It was a performance dubbed “Cinema Vivant,” and is based largely on the Gypsy jazz music of Django Reinhardt and his music in the 1930’s. Gypsy jazz has “swinging, jazzy feel but many of the songs are waltzes,” according to the band’s brochure.
Like Django, the band uses only string instruments and features a lead guitar, two rhythm guitars, a violin and a folding bass.
They played a few songs on stage before the movies started. The three movies, all silent films, included “There It Is” by Charley Bowers, “The Cameraman’s Revenge” and “The Mascot” by Ladislaw Starewicz.
They all came out between 1912 and 1928, featuring live action and stop motion animation.
Students seemed to enjoy the movies, though adults were laughing quite a bit more.
“They were a lot different than the movies today,” said Castleton freshman Michael Otis.
The combination of the jazz music and the old school movies kept people entertained throughout, although students, as is typical with Soundings events, weren’t overly enthused.
“It wasn’t bad.
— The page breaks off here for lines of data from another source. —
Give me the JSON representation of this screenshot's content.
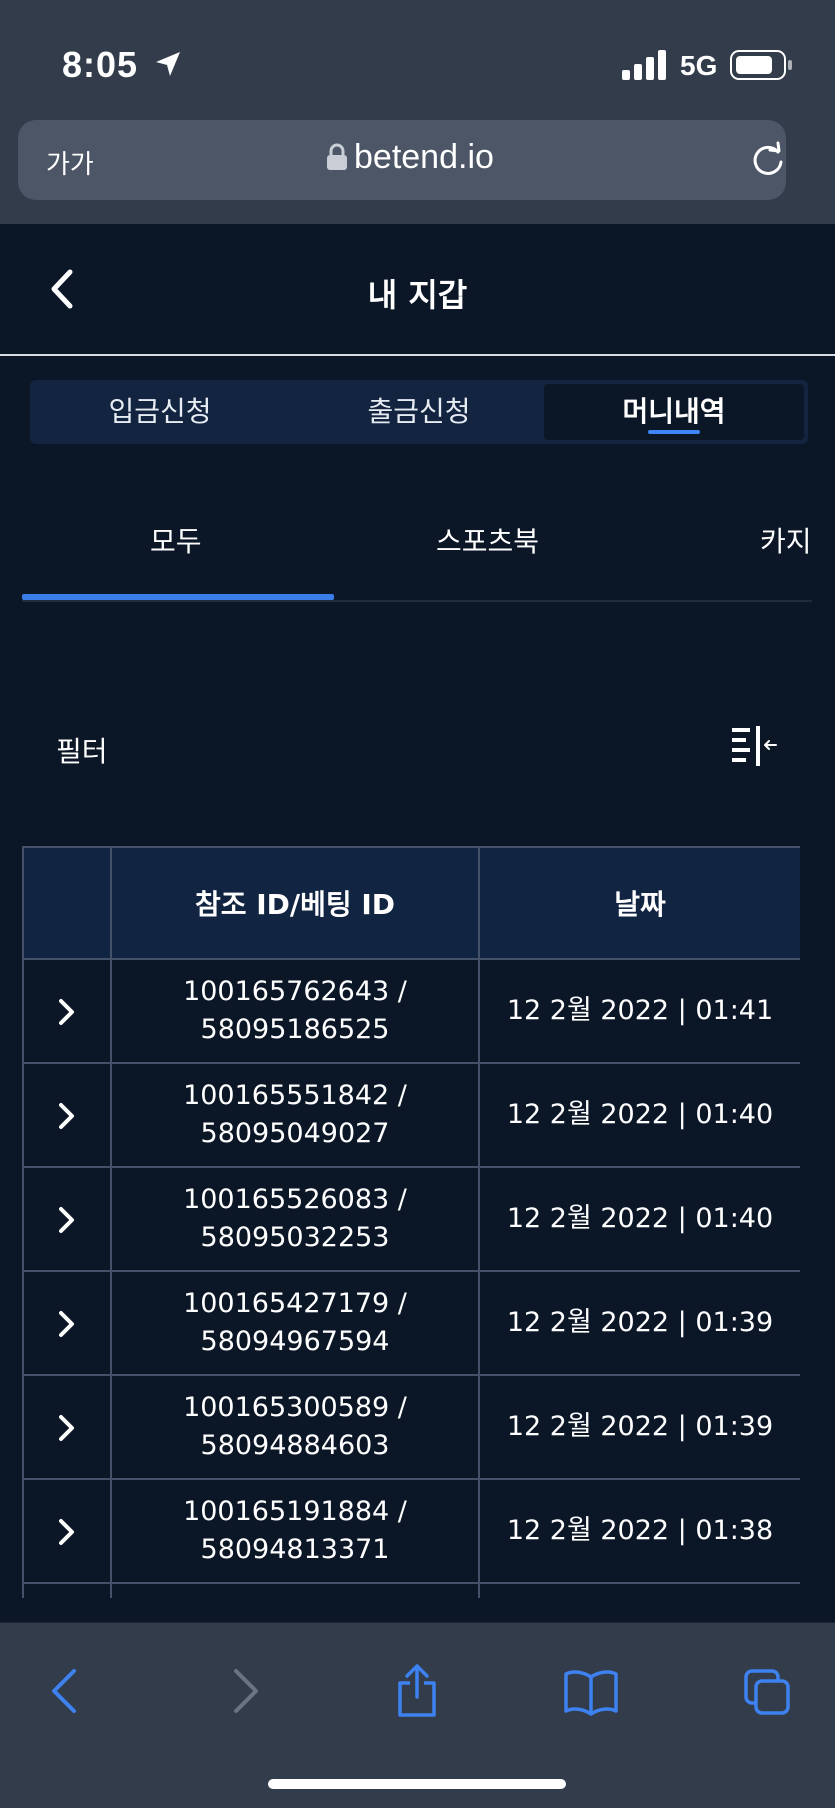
{
  "status_bar": {
    "time": "8:05",
    "network": "5G"
  },
  "browser": {
    "text_size_label": "가가",
    "url": "betend.io"
  },
  "header": {
    "title": "내 지갑"
  },
  "segment_tabs": [
    {
      "label": "입금신청",
      "active": false
    },
    {
      "label": "출금신청",
      "active": false
    },
    {
      "label": "머니내역",
      "active": true
    }
  ],
  "category_tabs": [
    {
      "label": "모두",
      "active": true
    },
    {
      "label": "스포츠북",
      "active": false
    },
    {
      "label": "카지",
      "active": false
    }
  ],
  "filter": {
    "label": "필터"
  },
  "table": {
    "columns": [
      "",
      "참조 ID/베팅 ID",
      "날짜"
    ],
    "rows": [
      {
        "ref_id": "100165762643 /",
        "bet_id": "58095186525",
        "date": "12 2월 2022 | 01:41"
      },
      {
        "ref_id": "100165551842 /",
        "bet_id": "58095049027",
        "date": "12 2월 2022 | 01:40"
      },
      {
        "ref_id": "100165526083 /",
        "bet_id": "58095032253",
        "date": "12 2월 2022 | 01:40"
      },
      {
        "ref_id": "100165427179 /",
        "bet_id": "58094967594",
        "date": "12 2월 2022 | 01:39"
      },
      {
        "ref_id": "100165300589 /",
        "bet_id": "58094884603",
        "date": "12 2월 2022 | 01:39"
      },
      {
        "ref_id": "100165191884 /",
        "bet_id": "58094813371",
        "date": "12 2월 2022 | 01:38"
      }
    ]
  },
  "colors": {
    "background": "#0b1627",
    "browser_chrome": "#323c4b",
    "accent": "#3b7de8",
    "table_header": "#112441",
    "table_border": "#44526a"
  },
  "icons": {
    "status": [
      "location-arrow-icon",
      "cellular-signal-icon",
      "battery-icon"
    ],
    "browser_top": [
      "lock-icon",
      "reload-icon"
    ],
    "header": [
      "chevron-left-icon"
    ],
    "filter": [
      "filter-sort-icon"
    ],
    "row": "chevron-right-icon",
    "toolbar": [
      "back-icon",
      "forward-icon",
      "share-icon",
      "bookmarks-icon",
      "tabs-icon"
    ]
  }
}
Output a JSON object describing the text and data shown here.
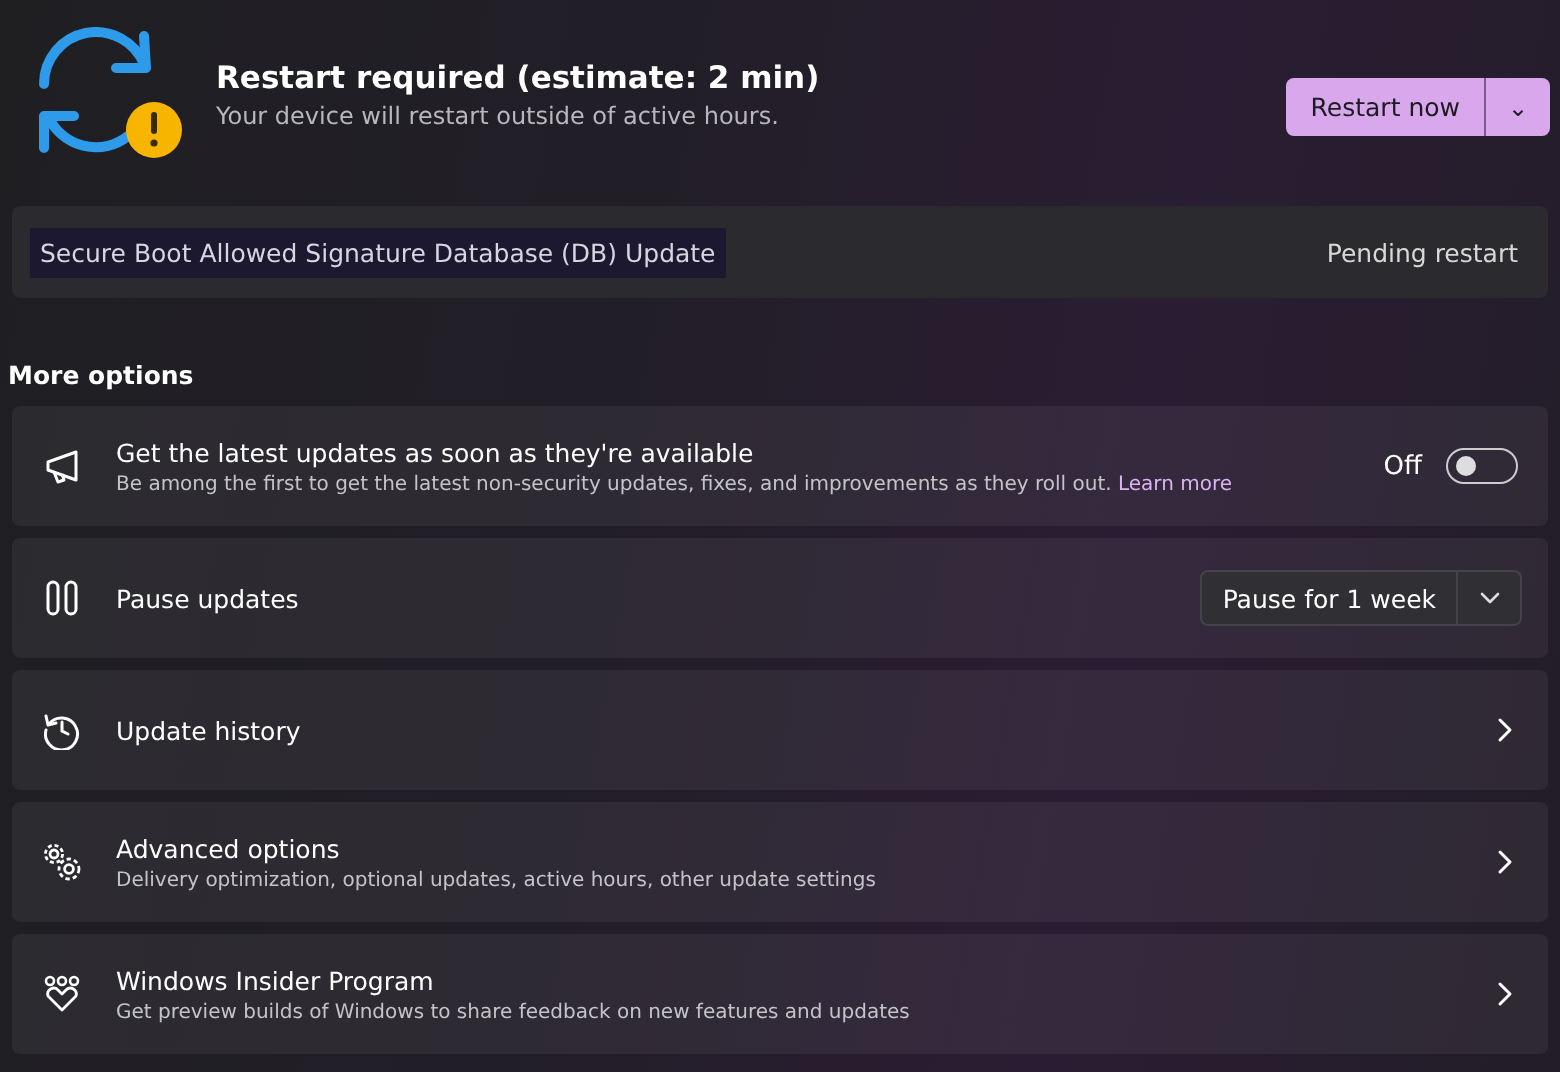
{
  "status": {
    "title": "Restart required (estimate: 2 min)",
    "subtitle": "Your device will restart outside of active hours.",
    "primary_button": "Restart now",
    "menu_button": "⌄"
  },
  "updates": [
    {
      "name": "Secure Boot Allowed Signature Database (DB) Update",
      "highlighted": true,
      "status": "Pending restart"
    }
  ],
  "section_title": "More options",
  "options": [
    {
      "kind": "toggle",
      "title": "Get the latest updates as soon as they're available",
      "description": "Be among the first to get the latest non-security updates, fixes, and improvements as they roll out.",
      "link": "Learn more",
      "state_label": "Off",
      "on": false
    },
    {
      "kind": "dropdown",
      "title": "Pause updates",
      "value": "Pause for 1 week"
    },
    {
      "kind": "link",
      "title": "Update history"
    },
    {
      "kind": "link",
      "title": "Advanced options",
      "description": "Delivery optimization, optional updates, active hours, other update settings"
    },
    {
      "kind": "link",
      "title": "Windows Insider Program",
      "description": "Get preview builds of Windows to share feedback on new features and updates"
    }
  ]
}
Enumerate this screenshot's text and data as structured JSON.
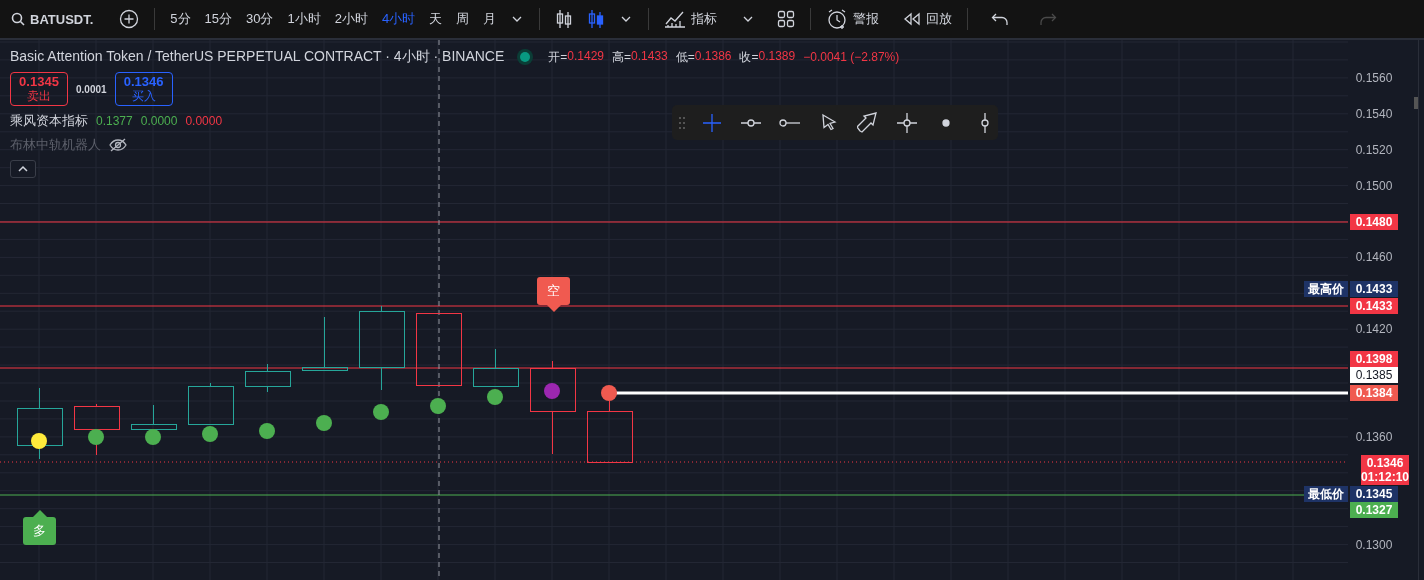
{
  "toolbar": {
    "symbol": "BATUSDT.",
    "intervals": [
      {
        "label": "5分",
        "selected": false
      },
      {
        "label": "15分",
        "selected": false
      },
      {
        "label": "30分",
        "selected": false
      },
      {
        "label": "1小时",
        "selected": false
      },
      {
        "label": "2小时",
        "selected": false
      },
      {
        "label": "4小时",
        "selected": true
      },
      {
        "label": "天",
        "selected": false
      },
      {
        "label": "周",
        "selected": false
      },
      {
        "label": "月",
        "selected": false
      }
    ],
    "chart_types": [
      {
        "kind": "hollow-candles",
        "selected": false
      },
      {
        "kind": "candles",
        "selected": true
      }
    ],
    "indicators_label": "指标",
    "alert_label": "警报",
    "replay_label": "回放",
    "history": [
      {
        "kind": "undo",
        "disabled": false
      },
      {
        "kind": "redo",
        "disabled": true
      }
    ]
  },
  "legend": {
    "title": "Basic Attention Token / TetherUS PERPETUAL CONTRACT · 4小时 · BINANCE",
    "market_open": true,
    "ohlc": [
      {
        "label": "开=",
        "value": "0.1429"
      },
      {
        "label": "高=",
        "value": "0.1433"
      },
      {
        "label": "低=",
        "value": "0.1386"
      },
      {
        "label": "收=",
        "value": "0.1389"
      }
    ],
    "change": "−0.0041 (−2.87%)",
    "sell": {
      "price": "0.1345",
      "label": "卖出"
    },
    "spread": "0.0001",
    "buy": {
      "price": "0.1346",
      "label": "买入"
    },
    "indicators": [
      {
        "name": "乘风资本指标",
        "hidden": false,
        "values": [
          {
            "text": "0.1377",
            "color": "#4caf50"
          },
          {
            "text": "0.0000",
            "color": "#4caf50"
          },
          {
            "text": "0.0000",
            "color": "#f23645"
          }
        ]
      },
      {
        "name": "布林中轨机器人",
        "hidden": true
      }
    ]
  },
  "drawing_tools": [
    {
      "kind": "crosshair",
      "selected": true
    },
    {
      "kind": "segment",
      "selected": false
    },
    {
      "kind": "ray",
      "selected": false
    },
    {
      "kind": "cursor",
      "selected": false
    },
    {
      "kind": "arrow",
      "selected": false
    },
    {
      "kind": "cross-point",
      "selected": false
    },
    {
      "kind": "dot",
      "selected": false
    },
    {
      "kind": "vertical-line",
      "selected": false
    }
  ],
  "signals": [
    {
      "kind": "short",
      "text": "空"
    },
    {
      "kind": "long",
      "text": "多"
    }
  ],
  "price_axis": [
    {
      "kind": "tick",
      "text": "0.1560"
    },
    {
      "kind": "tick",
      "text": "0.1540"
    },
    {
      "kind": "tick",
      "text": "0.1520"
    },
    {
      "kind": "tick",
      "text": "0.1500"
    },
    {
      "kind": "badge",
      "text": "0.1480",
      "color": "#f23645"
    },
    {
      "kind": "tick",
      "text": "0.1460"
    },
    {
      "kind": "badge",
      "tag": "最高价",
      "text": "0.1433",
      "color": "#1e3366"
    },
    {
      "kind": "badge",
      "text": "0.1433",
      "color": "#f23645"
    },
    {
      "kind": "tick",
      "text": "0.1420"
    },
    {
      "kind": "badge",
      "text": "0.1398",
      "color": "#f23645"
    },
    {
      "kind": "badge",
      "text": "0.1385",
      "color": "#ffffff"
    },
    {
      "kind": "badge",
      "text": "0.1384",
      "color": "#f05a50"
    },
    {
      "kind": "tick",
      "text": "0.1360"
    },
    {
      "kind": "badge",
      "text": "0.1346",
      "countdown": "01:12:10",
      "color": "#f23645"
    },
    {
      "kind": "badge",
      "tag": "最低价",
      "text": "0.1345",
      "color": "#1e3366"
    },
    {
      "kind": "badge",
      "text": "0.1327",
      "color": "#4caf50"
    },
    {
      "kind": "tick",
      "text": "0.1300"
    }
  ]
}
Films made it better,” said Castleton freshman Russ Koss.
The movies, despite being from a time long passed, still had plots and problems we face today.
“There It Is” was a comedy that revolves around a Scotland Yard officer sent to investigate a house that is supposedly haunted. The officer has to catch a man who looks like the old dancing guy from the six flags commercials, only with a mustache.
“The Cameraman’s Revenge” was about married beetles. A beetle at a nightclub cheats on his wife and a grasshopper who is angry and out for revenge, follows the beetle to a hotel and records what happens through a peephole. It also had a somewhat surprising ending.
“The Mascot” is a movie reminiscent of a Disney movie. It featured toys coming to life, like “Toy Story,” though the toy in this movie was a dog. The dog decides to take a stroll around France one night. It then transforms into a dark picture, featuring devilish looking figures that would remind you of “The Nightmare Before Christmas,” before ending on a happy note.
Students seemed to be entertained though some still were seen texting away.
“It was better than a lot of the other Soundings.” Said Castleton freshman Stephen Luna.